While Karnatic music, a form of Indian music based on the melodic principle of raga
and time cycles called tala
, is known today as South India’s classical music, its status as “classical” is an early-twentieth-century construct, one that emerged in the crucible of colonial modernity, nationalist ideology, and South Indian regional politics. As Amanda J. Weidman demonstrates, in order for Karnatic music to be considered classical music, it needed to be modeled on Western classical music, with its system of notation, composers, compositions, conservatories, and concerts. At the same time, it needed to remain distinctively Indian. Weidman argues that these contradictory imperatives led to the emergence of a particular “politics of voice,” in which the voice came to stand for authenticity and Indianness.

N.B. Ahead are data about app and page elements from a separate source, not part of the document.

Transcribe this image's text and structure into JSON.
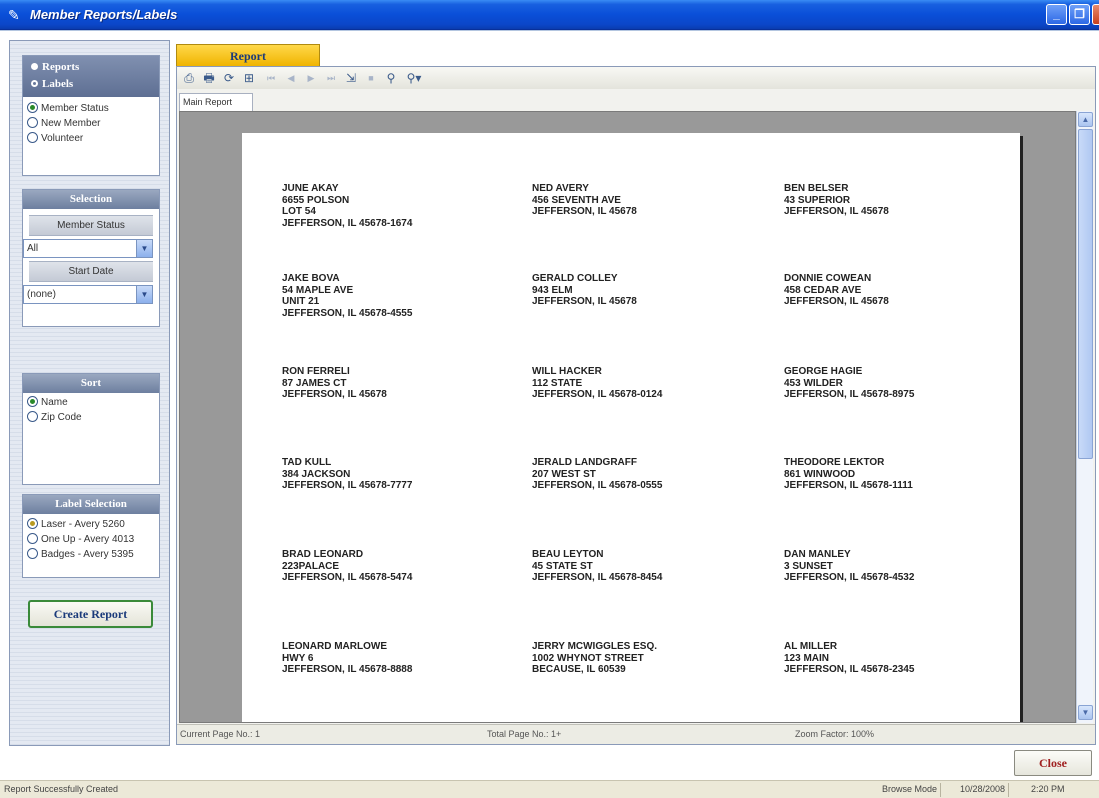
{
  "window": {
    "title": "Member Reports/Labels",
    "min_glyph": "_",
    "max_glyph": "❐",
    "close_glyph": "X"
  },
  "left": {
    "mode_options": [
      {
        "label": "Reports",
        "selected": false
      },
      {
        "label": "Labels",
        "selected": true
      }
    ],
    "report_types": [
      {
        "label": "Member Status",
        "selected": true
      },
      {
        "label": "New Member",
        "selected": false
      },
      {
        "label": "Volunteer",
        "selected": false
      }
    ],
    "selection": {
      "title": "Selection",
      "member_status_label": "Member Status",
      "member_status_value": "All",
      "start_date_label": "Start Date",
      "start_date_value": "(none)"
    },
    "sort": {
      "title": "Sort",
      "options": [
        {
          "label": "Name",
          "selected": true
        },
        {
          "label": "Zip Code",
          "selected": false
        }
      ]
    },
    "label_selection": {
      "title": "Label Selection",
      "options": [
        {
          "label": "Laser - Avery 5260",
          "selected": true
        },
        {
          "label": "One Up - Avery 4013",
          "selected": false
        },
        {
          "label": "Badges - Avery 5395",
          "selected": false
        }
      ]
    },
    "create_button": "Create Report"
  },
  "report_tab": "Report",
  "viewer": {
    "subtab": "Main Report",
    "current_page": "Current Page No.: 1",
    "total_page": "Total Page No.: 1+",
    "zoom": "Zoom Factor: 100%"
  },
  "labels": [
    [
      "JUNE AKAY",
      "6655 POLSON",
      "LOT 54",
      "JEFFERSON, IL  45678-1674"
    ],
    [
      "NED AVERY",
      "456 SEVENTH AVE",
      "JEFFERSON, IL  45678"
    ],
    [
      "BEN BELSER",
      "43 SUPERIOR",
      "JEFFERSON, IL  45678"
    ],
    [
      "JAKE BOVA",
      "54 MAPLE AVE",
      "UNIT 21",
      "JEFFERSON, IL  45678-4555"
    ],
    [
      "GERALD COLLEY",
      "943 ELM",
      "JEFFERSON, IL  45678"
    ],
    [
      "DONNIE COWEAN",
      "458 CEDAR AVE",
      "JEFFERSON, IL  45678"
    ],
    [
      "RON FERRELI",
      "87 JAMES CT",
      "JEFFERSON, IL  45678"
    ],
    [
      "WILL HACKER",
      "112 STATE",
      "JEFFERSON, IL  45678-0124"
    ],
    [
      "GEORGE HAGIE",
      "453 WILDER",
      "JEFFERSON, IL  45678-8975"
    ],
    [
      "TAD KULL",
      "384 JACKSON",
      "JEFFERSON, IL  45678-7777"
    ],
    [
      "JERALD LANDGRAFF",
      "207 WEST ST",
      "JEFFERSON, IL  45678-0555"
    ],
    [
      "THEODORE LEKTOR",
      "861 WINWOOD",
      "JEFFERSON, IL  45678-1111"
    ],
    [
      "BRAD LEONARD",
      "223PALACE",
      "JEFFERSON, IL  45678-5474"
    ],
    [
      "BEAU LEYTON",
      "45 STATE ST",
      "JEFFERSON, IL  45678-8454"
    ],
    [
      "DAN MANLEY",
      "3 SUNSET",
      "JEFFERSON, IL  45678-4532"
    ],
    [
      "LEONARD MARLOWE",
      "HWY 6",
      "JEFFERSON, IL  45678-8888"
    ],
    [
      "JERRY MCWIGGLES ESQ.",
      "1002 WHYNOT STREET",
      "BECAUSE, IL  60539"
    ],
    [
      "AL MILLER",
      "123 MAIN",
      "JEFFERSON, IL  45678-2345"
    ]
  ],
  "close_button": "Close",
  "status": {
    "message": "Report Successfully Created",
    "mode": "Browse Mode",
    "date": "10/28/2008",
    "time": "2:20 PM"
  },
  "icons": [
    "pencil-icon",
    "export-icon",
    "print-icon",
    "refresh-icon",
    "tree-icon",
    "first-page-icon",
    "prev-page-icon",
    "next-page-icon",
    "last-page-icon",
    "goto-page-icon",
    "stop-icon",
    "search-icon",
    "zoom-icon"
  ]
}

Combining ethnographic observation derived from her experience as a student and performer of South Indian music with close readings of archival materials, Weidman traces the emergence of this politics of voice through compelling analyses of the relationship between vocal sound and instrumental imitation, conventions of performance and staging, the status of women as performers, debates about language and music, and the relationship between oral tradition and technologies of printing and sound reproduction. Through her sustained exploration of the way “voice” is elaborated as a trope of modern subjectivity, national identity, and cultural authenticity, Weidman provides a model for thinking about the voice in anthropological and historical terms. In so doing, she shows that modernity is characterized as much by particular ideas about orality, aurality, and the voice as it is by regimes of visuality.